As a Seventh-day Adventist, Kann tells the Florida Sentinal "We regard this as a health ministry," said Kann, owner of hydroponic vegetables in east Orange County. "Everything is natural and God-given. We call it God's diet plan."
It’s a diet plan that Kann says is written right there in the bible:
Our body is God’s temple, it says so in scripture. Well, we wouldn’t put bad things in the temple. I wouldn’t spray paint the temple. I wouldn’t throw poisons in a temple.
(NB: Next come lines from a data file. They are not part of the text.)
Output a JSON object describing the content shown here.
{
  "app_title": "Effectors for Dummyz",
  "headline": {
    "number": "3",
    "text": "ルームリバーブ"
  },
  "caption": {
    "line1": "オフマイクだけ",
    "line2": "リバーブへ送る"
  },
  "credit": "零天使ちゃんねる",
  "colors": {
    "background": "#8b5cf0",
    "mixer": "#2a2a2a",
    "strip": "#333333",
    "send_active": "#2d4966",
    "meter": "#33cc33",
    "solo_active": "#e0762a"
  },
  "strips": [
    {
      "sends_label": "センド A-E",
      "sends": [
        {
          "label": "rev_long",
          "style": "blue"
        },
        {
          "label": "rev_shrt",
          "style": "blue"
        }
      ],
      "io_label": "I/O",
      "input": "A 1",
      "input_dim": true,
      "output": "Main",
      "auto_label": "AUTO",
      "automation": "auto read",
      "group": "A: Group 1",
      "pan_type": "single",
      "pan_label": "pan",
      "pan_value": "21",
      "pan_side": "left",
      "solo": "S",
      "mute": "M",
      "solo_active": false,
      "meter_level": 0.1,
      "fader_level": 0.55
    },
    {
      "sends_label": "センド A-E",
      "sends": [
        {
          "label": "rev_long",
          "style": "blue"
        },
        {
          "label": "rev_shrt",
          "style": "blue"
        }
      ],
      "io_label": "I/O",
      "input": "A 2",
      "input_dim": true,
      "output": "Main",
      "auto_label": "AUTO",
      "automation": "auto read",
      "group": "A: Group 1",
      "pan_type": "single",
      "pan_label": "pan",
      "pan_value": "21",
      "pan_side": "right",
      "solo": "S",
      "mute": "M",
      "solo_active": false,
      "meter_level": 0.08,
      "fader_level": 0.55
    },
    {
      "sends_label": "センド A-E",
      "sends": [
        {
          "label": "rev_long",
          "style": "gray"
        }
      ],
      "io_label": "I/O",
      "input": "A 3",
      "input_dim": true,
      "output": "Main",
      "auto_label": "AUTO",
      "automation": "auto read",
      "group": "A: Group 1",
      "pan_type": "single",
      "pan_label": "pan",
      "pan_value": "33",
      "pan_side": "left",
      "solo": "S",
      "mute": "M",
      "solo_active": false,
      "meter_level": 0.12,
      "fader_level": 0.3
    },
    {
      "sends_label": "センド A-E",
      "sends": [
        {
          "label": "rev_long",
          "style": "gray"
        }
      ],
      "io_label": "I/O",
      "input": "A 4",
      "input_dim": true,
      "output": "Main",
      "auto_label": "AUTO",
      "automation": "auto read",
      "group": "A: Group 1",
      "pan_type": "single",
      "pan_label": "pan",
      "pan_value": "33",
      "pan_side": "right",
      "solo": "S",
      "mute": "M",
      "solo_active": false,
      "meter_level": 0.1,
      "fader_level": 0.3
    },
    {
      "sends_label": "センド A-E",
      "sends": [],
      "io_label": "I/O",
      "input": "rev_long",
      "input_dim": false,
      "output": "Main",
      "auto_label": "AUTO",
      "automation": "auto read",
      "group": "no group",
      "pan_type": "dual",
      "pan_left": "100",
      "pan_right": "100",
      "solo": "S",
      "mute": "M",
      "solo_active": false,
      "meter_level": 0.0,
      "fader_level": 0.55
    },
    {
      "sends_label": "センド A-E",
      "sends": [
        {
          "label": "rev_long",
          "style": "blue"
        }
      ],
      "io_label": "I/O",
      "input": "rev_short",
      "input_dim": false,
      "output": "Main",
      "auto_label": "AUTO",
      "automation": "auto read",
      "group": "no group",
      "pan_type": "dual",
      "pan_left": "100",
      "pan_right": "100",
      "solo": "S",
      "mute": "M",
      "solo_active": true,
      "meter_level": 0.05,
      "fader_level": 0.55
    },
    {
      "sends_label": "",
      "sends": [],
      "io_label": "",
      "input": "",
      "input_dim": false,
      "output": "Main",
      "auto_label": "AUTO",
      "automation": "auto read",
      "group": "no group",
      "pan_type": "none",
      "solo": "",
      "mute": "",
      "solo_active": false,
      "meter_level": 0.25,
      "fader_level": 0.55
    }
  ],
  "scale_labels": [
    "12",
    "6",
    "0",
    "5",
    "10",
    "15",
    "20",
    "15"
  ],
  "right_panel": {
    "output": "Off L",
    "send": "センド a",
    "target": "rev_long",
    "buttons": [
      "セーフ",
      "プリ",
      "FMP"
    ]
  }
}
So [that’s] the same reason I wouldn’t want pesticides, herbicides and all that in my body.
What started as his son’s 4H science project presentation of a hydroponic system in 2007 has grown into a farm with 100,000 plants producing organic squash, beets, tomatoes, lettuce and herbs to local restaurants and farmers markets.
Kann’s farm is part of a growing movement among religious communities in the U.S. who are concerned about industrialized farming and the health of the nation’s food system. Members of a mega-church in Michigan established a 21,000-square foot garden to supply food for local food pantries. And mega-church pastor Rick Warren is increasingly bringing topics of physical health and organic foods to the pulpit. Now his Saddleback Church has an official organic farm.